■ What is required
Below are some records; each one is to be set down again exactly.

■ Data
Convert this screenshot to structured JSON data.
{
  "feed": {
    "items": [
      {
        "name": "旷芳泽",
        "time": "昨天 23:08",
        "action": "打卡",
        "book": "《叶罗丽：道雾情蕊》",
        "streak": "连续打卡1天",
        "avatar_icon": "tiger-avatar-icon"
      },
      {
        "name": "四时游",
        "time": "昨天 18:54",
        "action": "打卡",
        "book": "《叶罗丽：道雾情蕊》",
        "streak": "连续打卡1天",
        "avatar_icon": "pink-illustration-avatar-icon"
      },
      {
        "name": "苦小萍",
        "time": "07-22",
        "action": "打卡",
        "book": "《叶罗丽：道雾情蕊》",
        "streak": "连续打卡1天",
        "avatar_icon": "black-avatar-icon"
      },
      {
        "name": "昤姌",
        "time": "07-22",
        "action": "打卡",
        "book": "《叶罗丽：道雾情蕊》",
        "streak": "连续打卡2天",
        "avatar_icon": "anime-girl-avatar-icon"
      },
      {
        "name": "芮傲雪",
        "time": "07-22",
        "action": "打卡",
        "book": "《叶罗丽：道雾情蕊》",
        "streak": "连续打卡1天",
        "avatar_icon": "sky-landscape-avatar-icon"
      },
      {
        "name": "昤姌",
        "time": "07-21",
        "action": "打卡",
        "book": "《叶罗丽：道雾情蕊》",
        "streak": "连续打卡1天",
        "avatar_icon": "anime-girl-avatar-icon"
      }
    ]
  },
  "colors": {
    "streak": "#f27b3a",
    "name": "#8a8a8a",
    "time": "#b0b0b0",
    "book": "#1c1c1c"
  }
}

■ Answer below
Convert this screenshot to structured JSON data.
{
  "feed": {
    "items": [
      {
        "name": "旷芳泽",
        "time": "昨天 23:08",
        "action": "打卡",
        "book": "《叶罗丽：道雾情蕊》",
        "streak": "连续打卡1天",
        "avatar_icon": "tiger-avatar-icon"
      },
      {
        "name": "四时游",
        "time": "昨天 18:54",
        "action": "打卡",
        "book": "《叶罗丽：道雾情蕊》",
        "streak": "连续打卡1天",
        "avatar_icon": "pink-illustration-avatar-icon"
      },
      {
        "name": "苦小萍",
        "time": "07-22",
        "action": "打卡",
        "book": "《叶罗丽：道雾情蕊》",
        "streak": "连续打卡1天",
        "avatar_icon": "black-avatar-icon"
      },
      {
        "name": "昤姌",
        "time": "07-22",
        "action": "打卡",
        "book": "《叶罗丽：道雾情蕊》",
        "streak": "连续打卡2天",
        "avatar_icon": "anime-girl-avatar-icon"
      },
      {
        "name": "芮傲雪",
        "time": "07-22",
        "action": "打卡",
        "book": "《叶罗丽：道雾情蕊》",
        "streak": "连续打卡1天",
        "avatar_icon": "sky-landscape-avatar-icon"
      },
      {
        "name": "昤姌",
        "time": "07-21",
        "action": "打卡",
        "book": "《叶罗丽：道雾情蕊》",
        "streak": "连续打卡1天",
        "avatar_icon": "anime-girl-avatar-icon"
      }
    ]
  },
  "colors": {
    "streak": "#f27b3a",
    "name": "#8a8a8a",
    "time": "#b0b0b0",
    "book": "#1c1c1c"
  }
}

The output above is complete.